It is important to note that this report marks a departure from our usual focus in the I&D case studies to date, where activity online was often assessed in conflict with the adversarial efforts of institutions to supress or resist. In contrast, these new studies examine an opposite scenario: a unique political environment in which institutions and networked technologies are actively working together in an effort to enhance democratic governance.

The report is accessible here.

We hope this piece will provoke lively discussion and broaden our understanding of the role technology can play among strong, established democracies. Enjoy! We’re looking forward to any comments or responses you might have.

From China With Love…?

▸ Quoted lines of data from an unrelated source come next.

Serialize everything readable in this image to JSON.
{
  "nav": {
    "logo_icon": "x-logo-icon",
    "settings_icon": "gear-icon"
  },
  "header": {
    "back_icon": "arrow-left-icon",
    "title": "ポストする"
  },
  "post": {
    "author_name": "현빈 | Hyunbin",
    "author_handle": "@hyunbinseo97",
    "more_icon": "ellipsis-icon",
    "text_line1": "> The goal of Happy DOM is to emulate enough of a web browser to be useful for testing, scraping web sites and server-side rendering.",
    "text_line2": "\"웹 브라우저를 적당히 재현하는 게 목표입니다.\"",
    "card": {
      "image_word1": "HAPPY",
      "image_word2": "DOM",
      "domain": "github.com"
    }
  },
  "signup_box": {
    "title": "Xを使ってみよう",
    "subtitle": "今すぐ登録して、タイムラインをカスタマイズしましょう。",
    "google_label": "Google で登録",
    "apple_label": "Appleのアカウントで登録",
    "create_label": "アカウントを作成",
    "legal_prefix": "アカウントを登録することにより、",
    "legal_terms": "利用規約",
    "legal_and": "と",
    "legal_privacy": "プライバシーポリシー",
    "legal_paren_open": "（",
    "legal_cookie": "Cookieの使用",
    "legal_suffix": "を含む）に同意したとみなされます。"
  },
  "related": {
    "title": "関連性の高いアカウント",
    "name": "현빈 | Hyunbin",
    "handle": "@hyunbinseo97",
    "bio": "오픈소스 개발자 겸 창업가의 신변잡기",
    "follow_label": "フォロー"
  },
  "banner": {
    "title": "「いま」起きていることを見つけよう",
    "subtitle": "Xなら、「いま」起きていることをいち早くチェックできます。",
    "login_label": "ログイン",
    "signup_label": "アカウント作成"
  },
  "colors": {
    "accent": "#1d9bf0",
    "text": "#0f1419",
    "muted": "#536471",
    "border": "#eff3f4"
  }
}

There’s nothing sexier than a spy. Unless, of course, that spy is a faceless web spook stealing documents from the Dalai Lama. Hope all of you have already read this fascinating Times piece about GhostNet, the shadowy malware espionage project uncovered by those smart folks at the Munk Centre, affilited with the University of Toronto. (Munk’s Citizen Lab also broke the story of China’s Skype monitoring, which I wrote about back in December.) GhostNet covertly spied on computers in over 103 countries, including a host of different computers affiliated with the Dalai Lama. Read the full report here.

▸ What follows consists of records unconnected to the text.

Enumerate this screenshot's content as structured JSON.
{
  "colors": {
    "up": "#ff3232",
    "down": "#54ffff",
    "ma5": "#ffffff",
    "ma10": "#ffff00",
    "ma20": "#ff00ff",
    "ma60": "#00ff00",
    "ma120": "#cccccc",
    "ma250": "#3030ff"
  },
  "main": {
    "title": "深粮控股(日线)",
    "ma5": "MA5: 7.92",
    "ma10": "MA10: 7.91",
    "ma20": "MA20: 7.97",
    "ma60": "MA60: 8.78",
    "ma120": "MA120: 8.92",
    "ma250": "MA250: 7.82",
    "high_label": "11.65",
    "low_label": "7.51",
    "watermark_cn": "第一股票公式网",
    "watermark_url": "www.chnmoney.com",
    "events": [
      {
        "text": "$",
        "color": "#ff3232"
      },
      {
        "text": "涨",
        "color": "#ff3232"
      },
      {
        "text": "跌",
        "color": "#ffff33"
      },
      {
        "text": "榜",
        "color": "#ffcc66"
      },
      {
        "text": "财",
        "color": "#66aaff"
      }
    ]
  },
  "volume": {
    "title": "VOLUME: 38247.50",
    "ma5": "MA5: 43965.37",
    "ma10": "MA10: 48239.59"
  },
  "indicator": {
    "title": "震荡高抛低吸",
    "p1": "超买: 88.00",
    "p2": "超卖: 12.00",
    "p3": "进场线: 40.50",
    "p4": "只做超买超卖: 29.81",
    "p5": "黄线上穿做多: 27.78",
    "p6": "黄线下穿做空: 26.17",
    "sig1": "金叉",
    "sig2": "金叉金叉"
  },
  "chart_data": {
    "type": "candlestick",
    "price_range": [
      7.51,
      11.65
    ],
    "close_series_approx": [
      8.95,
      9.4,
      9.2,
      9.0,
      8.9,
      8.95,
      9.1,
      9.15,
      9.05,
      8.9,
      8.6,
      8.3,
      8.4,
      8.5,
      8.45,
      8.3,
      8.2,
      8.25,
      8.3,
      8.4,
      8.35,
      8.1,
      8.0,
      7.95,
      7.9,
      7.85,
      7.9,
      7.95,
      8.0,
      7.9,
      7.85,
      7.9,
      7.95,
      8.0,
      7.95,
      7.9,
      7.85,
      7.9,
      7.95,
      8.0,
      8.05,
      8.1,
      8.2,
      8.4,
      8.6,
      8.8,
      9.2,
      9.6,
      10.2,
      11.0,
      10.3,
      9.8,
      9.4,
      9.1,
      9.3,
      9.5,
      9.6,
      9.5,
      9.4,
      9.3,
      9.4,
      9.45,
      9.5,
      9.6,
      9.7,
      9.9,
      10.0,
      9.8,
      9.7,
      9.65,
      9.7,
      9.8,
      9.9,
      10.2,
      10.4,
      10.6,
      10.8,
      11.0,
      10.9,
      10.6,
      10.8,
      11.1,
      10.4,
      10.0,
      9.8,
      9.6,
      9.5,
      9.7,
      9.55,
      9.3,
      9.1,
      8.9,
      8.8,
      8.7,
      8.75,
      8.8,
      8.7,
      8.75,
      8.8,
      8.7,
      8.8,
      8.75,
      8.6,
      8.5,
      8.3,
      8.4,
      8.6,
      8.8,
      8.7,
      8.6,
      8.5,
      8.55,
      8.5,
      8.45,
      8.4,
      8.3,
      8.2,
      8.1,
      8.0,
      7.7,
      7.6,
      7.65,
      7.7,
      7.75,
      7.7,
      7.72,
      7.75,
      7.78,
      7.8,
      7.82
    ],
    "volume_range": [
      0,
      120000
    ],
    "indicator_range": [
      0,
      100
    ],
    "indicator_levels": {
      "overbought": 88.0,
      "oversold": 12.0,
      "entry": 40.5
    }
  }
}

Researchers traced the servers back to their physical locations, and as it turns out three of the four are in China. It’s hard to not to feel, especially given the focus of Tibetan computers, that this wasn’t an inside job by People’s Liberation Army cyber-warriors. James Fallows, however, has made a persuasive case for skepticism.

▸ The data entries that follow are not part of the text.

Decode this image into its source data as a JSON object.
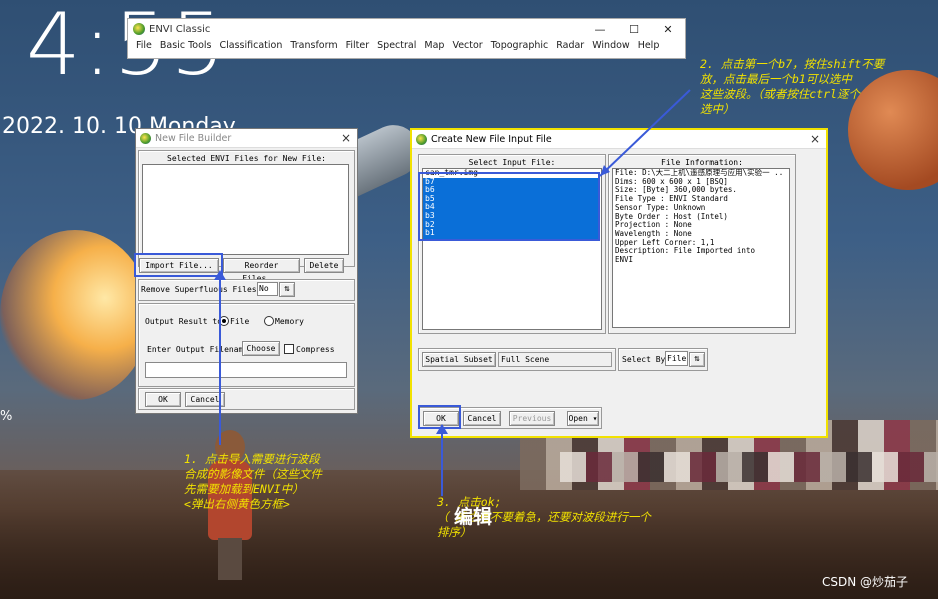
{
  "lockscreen": {
    "time": "4:55",
    "date": "2022. 10. 10  Monday",
    "percent": "%"
  },
  "envi_main": {
    "title": "ENVI Classic",
    "window_buttons": [
      "—",
      "☐",
      "✕"
    ],
    "menu": [
      "File",
      "Basic Tools",
      "Classification",
      "Transform",
      "Filter",
      "Spectral",
      "Map",
      "Vector",
      "Topographic",
      "Radar",
      "Window",
      "Help"
    ]
  },
  "new_file_builder": {
    "title": "New File Builder",
    "close": "×",
    "selected_files_label": "Selected ENVI Files for New File:",
    "import_button": "Import File...",
    "reorder_button": "Reorder Files...",
    "delete_button": "Delete",
    "remove_superfluous_label": "Remove Superfluous Files ?",
    "remove_superfluous_value": "No",
    "output_result_label": "Output Result to",
    "output_file_option": "File",
    "output_memory_option": "Memory",
    "enter_output_filename_label": "Enter Output Filename",
    "choose_button": "Choose",
    "compress_label": "Compress",
    "ok_button": "OK",
    "cancel_button": "Cancel"
  },
  "create_input_file": {
    "title": "Create New File Input File",
    "close": "×",
    "select_input_label": "Select Input File:",
    "files": [
      "can_tmr.img",
      "b7",
      "b6",
      "b5",
      "b4",
      "b3",
      "b2",
      "b1"
    ],
    "selected_files": [
      "b7",
      "b6",
      "b5",
      "b4",
      "b3",
      "b2",
      "b1"
    ],
    "file_info_label": "File Information:",
    "file_info": [
      "File: D:\\大二上机\\遥感原理与应用\\实验一  ..",
      "Dims: 600 x 600 x 1 [BSQ]",
      "Size: [Byte] 360,000 bytes.",
      "File Type  : ENVI Standard",
      "Sensor Type: Unknown",
      "Byte Order : Host (Intel)",
      "Projection : None",
      "Wavelength : None",
      "Upper Left Corner: 1,1",
      "Description: File Imported into",
      "ENVI"
    ],
    "spatial_subset_button": "Spatial Subset",
    "spatial_subset_value": "Full Scene",
    "select_by_label": "Select By",
    "select_by_value": "File",
    "ok_button": "OK",
    "cancel_button": "Cancel",
    "previous_button": "Previous",
    "open_button": "Open ▾"
  },
  "annotations": {
    "note1": [
      "1. 点击导入需要进行波段",
      "合成的影像文件（这些文件",
      "先需要加载到ENVI中）",
      "<弹出右侧黄色方框>"
    ],
    "note2": [
      "2. 点击第一个b7，按住shift不要",
      "放，点击最后一个b1可以选中",
      "这些波段。（或者按住ctrl逐个",
      "选中）"
    ],
    "note3": [
      "3. 点击ok;",
      "（        成之后不要着急，还要对波段进行一个",
      "排序）"
    ],
    "edit_label": "编辑",
    "watermark": "CSDN @炒茄子"
  },
  "colors": {
    "annotation": "#f2e200",
    "highlight": "#3a5ad8",
    "selection": "#0a6fd8"
  }
}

Fallow’s chief point is that it is becoming increasingly difficult to distinguish state from non-state actors on the web. GhostWeb might be in cahoots with the Chinese intelligence service, or it might be a band of patriotic hackers, or, God knows, the CIA. One does wonder though what patriotic Chinese hackers would do with sensitive Tibetan documents besides hand them over to Chinese authorities.

Regardless, the Web’s dense underbrush of anonymity empowers astro-turfers, spreaders of misinformation and, as we can now say with certainty, powerful hacker-spies (do they wear tuxedos and drink martinis too?) to prowl unnoticed. No fancy glass cutters or laser trippers needed. This includes dramatic digital cossacks, like the kids that nearly toppled Estonia’s government websites, and more pernicious and hidden efforts like Ghostnet.

For all the powerful and positive changes the Internet heralds (and we have been eager prophets on this blog), there are coequal dangers posed by our greater inter-connection and -dependence. Not to go Luddite on you all, but remote access is always a blessing and a curse.

Missionary/Blogger Detained in Iran

The Committee to Protect Bloggers reports that an Iranian blogger and convert to Christianity has been detained by a police dragnet for writing about the Bible. Conversion from Islam to another religion has long been a taboo in Muslim countries, and in some (like Iran or Afghanistan) it still carries penalties like death or jail time for “apostasy.” For more background, read the Council on Foreign Relations’s primer on theocratic sharia law and conversion.

What is unique to this case is the blogging aspect. Of course, as global access to the Internet increases,  I think an inevitable conflict between conservative sharia courts and free expression will explode and multiply. The recent condemnation of an Afghan journalism student for even downloading articles which question Islam represents an extreme example of the phenomenon.

In more internet savvy Iran, there are over 60,000 Farsi language blogs. Potentially, that includes thousands of aberrant opinions, converts to other faiths, missionaries, satirists and dissidents — many of whom are currently self-censor out of fear.

The Iranian state’s battle against free religious speech may already be underway. As Al-Jazeera recently suggested, a proposed Iranian law making seditious blogging a capital offense would include, from the perspective of Sharia, conversion in its definition of “fasad.” Fasad is a category from Islamic legal interpretation which broadly encompasses what we might call sedition or “mischief against the State.”